I live in the very southern part of Missouri and as I write this (March 3, 2014) almost all the ground between here and the North Pole is covered by snow and ice. It’s been a brutal winter throughout most of the whitetail’s range. There’s been much research on the impacts of winter weather and the health of deer. It takes a lot of calories to remain warm during colder than normal conditions. Deer that survive such conditions obviously use most if not all of their fat reserves. The body condition can become very low by the time spring green up occurs and they can recover. Click Here To Read More At Winchester.com
This week I received several questions about feeding corn to deer due to the stressful winter conditions throughout much of the whitetails’ range. No one likes the thought of deer suffering and searching for food in the extreme cold and deep snow. However, starting to feed corn after deer are stressed and there isn’t much food for them to eat can cause more harm than good. Some ask “How could I over deer with corn when the biggest whitetails produced annually are from areas where corn and soybean are grown commercially?” Click Here To Read More At Winchester.com
Recently several folks have posted questions and pictures on my Facebook page about deer that are mostly white. These deer have a rare genetic trait that is called piebald anomaly.
Piebald deer usually have between 15 and 90% white hair. They also usually have either or all of the following characteristics: Roman nose, short legs, curving or arching of the spine, short lower jaws, and malformed internal organs. Read More At Winchester.com
There are gads of deer shows this time of year and most of them have an antler scoring/judging contest. Want an advantage of guessing the score over your buddies? The Boone and Crockett Club published a book titled Records of North American Whitetail Deer that’s full of great information and tips about antler scores. They also recently released the following quiz that I found interesting and think you will also. First the questions and then the answers. Click Here to Read More At Winchester.com:
I’ve shared about shed hunting during the past two entries for this blog. During those two weeks the weather has been abnormally cold and many areas have received lots of snow. There’s no doubt that deer throughout most of the whitetail’s range are under tremendous stress. Deer will have trouble maintaining their body heat and even finding enough food under the deep snow cover in some areas. Read More at Winchester.com…

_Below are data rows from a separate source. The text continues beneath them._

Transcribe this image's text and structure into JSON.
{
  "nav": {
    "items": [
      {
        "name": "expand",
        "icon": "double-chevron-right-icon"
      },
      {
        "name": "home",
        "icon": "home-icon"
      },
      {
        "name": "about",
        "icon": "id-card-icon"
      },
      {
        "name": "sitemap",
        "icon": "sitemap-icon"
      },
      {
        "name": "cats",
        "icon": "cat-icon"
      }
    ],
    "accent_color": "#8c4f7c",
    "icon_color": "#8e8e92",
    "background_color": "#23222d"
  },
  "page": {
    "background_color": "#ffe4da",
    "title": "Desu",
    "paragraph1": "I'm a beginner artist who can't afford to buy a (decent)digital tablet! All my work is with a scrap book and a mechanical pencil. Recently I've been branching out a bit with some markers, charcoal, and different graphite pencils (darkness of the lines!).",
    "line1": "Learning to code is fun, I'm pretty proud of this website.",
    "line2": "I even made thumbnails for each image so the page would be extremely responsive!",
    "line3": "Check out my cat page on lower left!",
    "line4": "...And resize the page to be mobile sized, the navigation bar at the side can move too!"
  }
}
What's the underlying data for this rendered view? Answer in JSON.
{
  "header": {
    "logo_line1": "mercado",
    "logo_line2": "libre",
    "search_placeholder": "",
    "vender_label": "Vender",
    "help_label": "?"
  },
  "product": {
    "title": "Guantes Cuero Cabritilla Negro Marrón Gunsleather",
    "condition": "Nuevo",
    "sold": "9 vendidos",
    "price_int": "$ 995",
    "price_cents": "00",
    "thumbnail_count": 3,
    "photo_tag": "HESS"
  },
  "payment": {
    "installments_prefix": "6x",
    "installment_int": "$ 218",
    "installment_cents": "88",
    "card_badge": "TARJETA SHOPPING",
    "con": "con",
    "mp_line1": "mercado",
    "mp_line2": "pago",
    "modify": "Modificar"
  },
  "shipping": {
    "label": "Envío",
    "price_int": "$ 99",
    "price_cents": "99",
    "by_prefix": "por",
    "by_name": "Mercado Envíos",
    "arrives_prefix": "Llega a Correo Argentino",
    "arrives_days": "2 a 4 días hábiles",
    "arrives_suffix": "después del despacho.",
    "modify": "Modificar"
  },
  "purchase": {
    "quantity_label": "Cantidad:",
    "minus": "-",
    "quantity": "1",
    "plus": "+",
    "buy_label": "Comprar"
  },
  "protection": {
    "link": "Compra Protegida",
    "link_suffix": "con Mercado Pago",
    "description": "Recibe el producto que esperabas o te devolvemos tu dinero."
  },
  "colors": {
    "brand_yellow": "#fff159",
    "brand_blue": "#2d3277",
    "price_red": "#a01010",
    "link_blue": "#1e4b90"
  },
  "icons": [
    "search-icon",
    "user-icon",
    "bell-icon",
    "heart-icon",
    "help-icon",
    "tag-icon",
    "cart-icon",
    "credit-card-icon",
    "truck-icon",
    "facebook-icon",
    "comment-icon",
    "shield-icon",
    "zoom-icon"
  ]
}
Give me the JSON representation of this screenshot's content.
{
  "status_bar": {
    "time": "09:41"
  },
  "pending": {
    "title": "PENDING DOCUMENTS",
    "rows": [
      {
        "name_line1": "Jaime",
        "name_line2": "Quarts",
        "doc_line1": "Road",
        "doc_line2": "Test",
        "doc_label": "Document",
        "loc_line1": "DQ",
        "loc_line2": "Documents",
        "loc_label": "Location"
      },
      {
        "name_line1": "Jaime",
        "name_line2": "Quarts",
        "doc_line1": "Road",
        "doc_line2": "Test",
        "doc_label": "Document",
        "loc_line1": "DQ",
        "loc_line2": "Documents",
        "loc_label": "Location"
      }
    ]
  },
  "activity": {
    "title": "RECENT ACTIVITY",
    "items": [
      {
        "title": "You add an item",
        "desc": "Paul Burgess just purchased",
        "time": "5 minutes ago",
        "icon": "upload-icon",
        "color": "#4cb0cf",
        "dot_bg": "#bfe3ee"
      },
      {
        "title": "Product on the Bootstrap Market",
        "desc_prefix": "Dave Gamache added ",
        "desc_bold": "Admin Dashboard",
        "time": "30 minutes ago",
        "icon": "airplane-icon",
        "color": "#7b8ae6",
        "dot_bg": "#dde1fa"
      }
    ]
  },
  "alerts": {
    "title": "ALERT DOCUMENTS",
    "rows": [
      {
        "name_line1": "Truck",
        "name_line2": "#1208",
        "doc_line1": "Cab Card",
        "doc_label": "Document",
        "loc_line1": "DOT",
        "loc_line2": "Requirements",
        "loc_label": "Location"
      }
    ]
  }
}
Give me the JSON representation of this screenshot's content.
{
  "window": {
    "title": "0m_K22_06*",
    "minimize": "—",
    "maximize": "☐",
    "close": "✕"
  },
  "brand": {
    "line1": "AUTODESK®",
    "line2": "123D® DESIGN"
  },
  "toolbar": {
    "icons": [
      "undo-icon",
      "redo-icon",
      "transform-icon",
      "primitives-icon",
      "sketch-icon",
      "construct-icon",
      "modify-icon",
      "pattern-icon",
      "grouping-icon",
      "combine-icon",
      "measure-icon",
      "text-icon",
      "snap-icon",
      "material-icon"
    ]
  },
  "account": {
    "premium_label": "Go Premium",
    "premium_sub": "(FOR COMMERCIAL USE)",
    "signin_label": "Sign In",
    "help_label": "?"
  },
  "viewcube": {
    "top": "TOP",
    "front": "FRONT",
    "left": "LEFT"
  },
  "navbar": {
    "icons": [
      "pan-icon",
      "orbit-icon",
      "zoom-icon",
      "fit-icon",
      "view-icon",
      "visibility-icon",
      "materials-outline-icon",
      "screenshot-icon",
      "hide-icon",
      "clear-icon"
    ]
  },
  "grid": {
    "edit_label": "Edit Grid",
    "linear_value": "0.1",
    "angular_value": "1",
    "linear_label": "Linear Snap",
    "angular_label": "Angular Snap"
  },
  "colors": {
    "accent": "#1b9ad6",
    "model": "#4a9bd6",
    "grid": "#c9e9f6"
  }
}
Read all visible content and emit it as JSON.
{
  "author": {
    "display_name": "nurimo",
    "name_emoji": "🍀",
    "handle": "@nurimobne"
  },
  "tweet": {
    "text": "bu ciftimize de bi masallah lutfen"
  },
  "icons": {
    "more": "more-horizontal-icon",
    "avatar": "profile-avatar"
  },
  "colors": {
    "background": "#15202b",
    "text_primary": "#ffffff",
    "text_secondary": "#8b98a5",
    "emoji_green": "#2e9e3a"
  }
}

It’s common for hunters in the northern states to hunt while the ground is covered with snow. However, most hunters rarely have the privilege of hunting in the snow. Privilege?? Yes…a privilege! Snow not only covers the ground, but also covers most food sources during the late season. Most native forage plants have lost their leaves and the nuts and fruits that have fallen are now on the ground. Simply put, food sources are scarce and the preferred food sources are readily found as critters are leaving sign in the snow! Read More At Winchester.com
This time of year most bucks are seeking the best food in their home range to recover from the rut. Does and fawns are seeking calories to maintain body heat and maintenance/growth. Both genders and all age classes of deer are seeking quality food. It’s time to change from rut season hunting strategies to stand locations that are based on the herd’s current preferred food sources. Read More At Winchester.com
Most adult does have now been bred throughout most of the whitetails’ range. They are back to a feeding/seeking cover pattern and taking their female fawns in tow with them.
Female fawns will enter puberty and become receptive once they weight about 70 pounds. In areas with enough quality forage for all deer in the area a high percentage of female fawns will breed during their first winter. Usually they won’t become receptive till the late season – December or January. This is great news for hunters seeking mature bucks! Read More At Winchester.com…
Please tell us who you are and what you do:
My name is Grant Woods and I am a wildlife biologist.
What led you to your career?
As a six year old I found a dead deer on my family farm when I was checking my trap line. My father and I skinned the deer and preserved the pelt. Since that time I have never wanted to be anything else but a wildlife biologist. Read More at QDMA.com….